DATA START

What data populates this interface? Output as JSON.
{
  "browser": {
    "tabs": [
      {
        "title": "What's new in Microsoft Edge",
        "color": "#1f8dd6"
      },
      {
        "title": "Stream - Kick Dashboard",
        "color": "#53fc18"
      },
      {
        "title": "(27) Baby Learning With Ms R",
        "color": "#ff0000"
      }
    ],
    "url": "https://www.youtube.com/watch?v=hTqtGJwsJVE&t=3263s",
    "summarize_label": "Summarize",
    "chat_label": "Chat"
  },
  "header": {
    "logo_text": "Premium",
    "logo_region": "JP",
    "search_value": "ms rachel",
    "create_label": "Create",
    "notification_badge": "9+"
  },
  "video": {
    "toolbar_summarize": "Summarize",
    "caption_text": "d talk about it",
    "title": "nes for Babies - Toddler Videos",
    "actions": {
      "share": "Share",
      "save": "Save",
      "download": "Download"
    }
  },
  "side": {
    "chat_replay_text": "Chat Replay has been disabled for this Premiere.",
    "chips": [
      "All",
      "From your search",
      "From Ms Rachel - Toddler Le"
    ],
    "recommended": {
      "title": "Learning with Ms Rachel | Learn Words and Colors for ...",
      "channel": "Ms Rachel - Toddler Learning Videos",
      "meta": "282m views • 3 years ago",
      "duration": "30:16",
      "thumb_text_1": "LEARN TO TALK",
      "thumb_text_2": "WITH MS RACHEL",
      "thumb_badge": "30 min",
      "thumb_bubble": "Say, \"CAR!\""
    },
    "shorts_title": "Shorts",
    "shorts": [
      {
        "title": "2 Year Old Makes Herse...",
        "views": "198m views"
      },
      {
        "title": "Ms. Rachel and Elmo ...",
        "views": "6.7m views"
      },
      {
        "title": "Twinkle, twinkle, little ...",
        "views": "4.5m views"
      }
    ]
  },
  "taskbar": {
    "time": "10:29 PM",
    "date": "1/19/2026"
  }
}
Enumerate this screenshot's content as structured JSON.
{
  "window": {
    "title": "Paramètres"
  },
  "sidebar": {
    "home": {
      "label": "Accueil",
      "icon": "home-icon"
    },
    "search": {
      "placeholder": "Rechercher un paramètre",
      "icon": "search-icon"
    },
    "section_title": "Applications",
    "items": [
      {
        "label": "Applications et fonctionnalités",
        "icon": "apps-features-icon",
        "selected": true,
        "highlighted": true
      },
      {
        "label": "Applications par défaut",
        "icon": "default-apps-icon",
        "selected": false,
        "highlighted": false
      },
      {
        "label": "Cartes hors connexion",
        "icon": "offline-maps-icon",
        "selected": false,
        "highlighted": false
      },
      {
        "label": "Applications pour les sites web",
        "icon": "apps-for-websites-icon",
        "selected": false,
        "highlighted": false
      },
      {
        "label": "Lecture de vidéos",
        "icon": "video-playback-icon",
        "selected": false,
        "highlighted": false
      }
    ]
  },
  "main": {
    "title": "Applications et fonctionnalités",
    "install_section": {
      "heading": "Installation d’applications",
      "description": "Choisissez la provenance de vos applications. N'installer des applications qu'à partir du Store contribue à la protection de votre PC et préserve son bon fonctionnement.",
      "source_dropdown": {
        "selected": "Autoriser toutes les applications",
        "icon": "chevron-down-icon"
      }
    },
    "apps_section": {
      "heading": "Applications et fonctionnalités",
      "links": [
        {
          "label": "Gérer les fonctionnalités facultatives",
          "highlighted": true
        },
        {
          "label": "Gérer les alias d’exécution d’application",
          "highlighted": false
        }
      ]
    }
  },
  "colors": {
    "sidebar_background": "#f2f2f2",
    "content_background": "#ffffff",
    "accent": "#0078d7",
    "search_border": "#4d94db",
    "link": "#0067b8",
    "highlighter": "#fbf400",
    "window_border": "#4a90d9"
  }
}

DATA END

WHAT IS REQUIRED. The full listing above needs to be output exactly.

PROBLEM SOLUTION.
What data populates this interface? Output as JSON.
{
  "browser": {
    "tabs": [
      {
        "title": "What's new in Microsoft Edge",
        "color": "#1f8dd6"
      },
      {
        "title": "Stream - Kick Dashboard",
        "color": "#53fc18"
      },
      {
        "title": "(27) Baby Learning With Ms R",
        "color": "#ff0000"
      }
    ],
    "url": "https://www.youtube.com/watch?v=hTqtGJwsJVE&t=3263s",
    "summarize_label": "Summarize",
    "chat_label": "Chat"
  },
  "header": {
    "logo_text": "Premium",
    "logo_region": "JP",
    "search_value": "ms rachel",
    "create_label": "Create",
    "notification_badge": "9+"
  },
  "video": {
    "toolbar_summarize": "Summarize",
    "caption_text": "d talk about it",
    "title": "nes for Babies - Toddler Videos",
    "actions": {
      "share": "Share",
      "save": "Save",
      "download": "Download"
    }
  },
  "side": {
    "chat_replay_text": "Chat Replay has been disabled for this Premiere.",
    "chips": [
      "All",
      "From your search",
      "From Ms Rachel - Toddler Le"
    ],
    "recommended": {
      "title": "Learning with Ms Rachel | Learn Words and Colors for ...",
      "channel": "Ms Rachel - Toddler Learning Videos",
      "meta": "282m views • 3 years ago",
      "duration": "30:16",
      "thumb_text_1": "LEARN TO TALK",
      "thumb_text_2": "WITH MS RACHEL",
      "thumb_badge": "30 min",
      "thumb_bubble": "Say, \"CAR!\""
    },
    "shorts_title": "Shorts",
    "shorts": [
      {
        "title": "2 Year Old Makes Herse...",
        "views": "198m views"
      },
      {
        "title": "Ms. Rachel and Elmo ...",
        "views": "6.7m views"
      },
      {
        "title": "Twinkle, twinkle, little ...",
        "views": "4.5m views"
      }
    ]
  },
  "taskbar": {
    "time": "10:29 PM",
    "date": "1/19/2026"
  }
}
Enumerate this screenshot's content as structured JSON.
{
  "window": {
    "title": "Paramètres"
  },
  "sidebar": {
    "home": {
      "label": "Accueil",
      "icon": "home-icon"
    },
    "search": {
      "placeholder": "Rechercher un paramètre",
      "icon": "search-icon"
    },
    "section_title": "Applications",
    "items": [
      {
        "label": "Applications et fonctionnalités",
        "icon": "apps-features-icon",
        "selected": true,
        "highlighted": true
      },
      {
        "label": "Applications par défaut",
        "icon": "default-apps-icon",
        "selected": false,
        "highlighted": false
      },
      {
        "label": "Cartes hors connexion",
        "icon": "offline-maps-icon",
        "selected": false,
        "highlighted": false
      },
      {
        "label": "Applications pour les sites web",
        "icon": "apps-for-websites-icon",
        "selected": false,
        "highlighted": false
      },
      {
        "label": "Lecture de vidéos",
        "icon": "video-playback-icon",
        "selected": false,
        "highlighted": false
      }
    ]
  },
  "main": {
    "title": "Applications et fonctionnalités",
    "install_section": {
      "heading": "Installation d’applications",
      "description": "Choisissez la provenance de vos applications. N'installer des applications qu'à partir du Store contribue à la protection de votre PC et préserve son bon fonctionnement.",
      "source_dropdown": {
        "selected": "Autoriser toutes les applications",
        "icon": "chevron-down-icon"
      }
    },
    "apps_section": {
      "heading": "Applications et fonctionnalités",
      "links": [
        {
          "label": "Gérer les fonctionnalités facultatives",
          "highlighted": true
        },
        {
          "label": "Gérer les alias d’exécution d’application",
          "highlighted": false
        }
      ]
    }
  },
  "colors": {
    "sidebar_background": "#f2f2f2",
    "content_background": "#ffffff",
    "accent": "#0078d7",
    "search_border": "#4d94db",
    "link": "#0067b8",
    "highlighter": "#fbf400",
    "window_border": "#4a90d9"
  }
}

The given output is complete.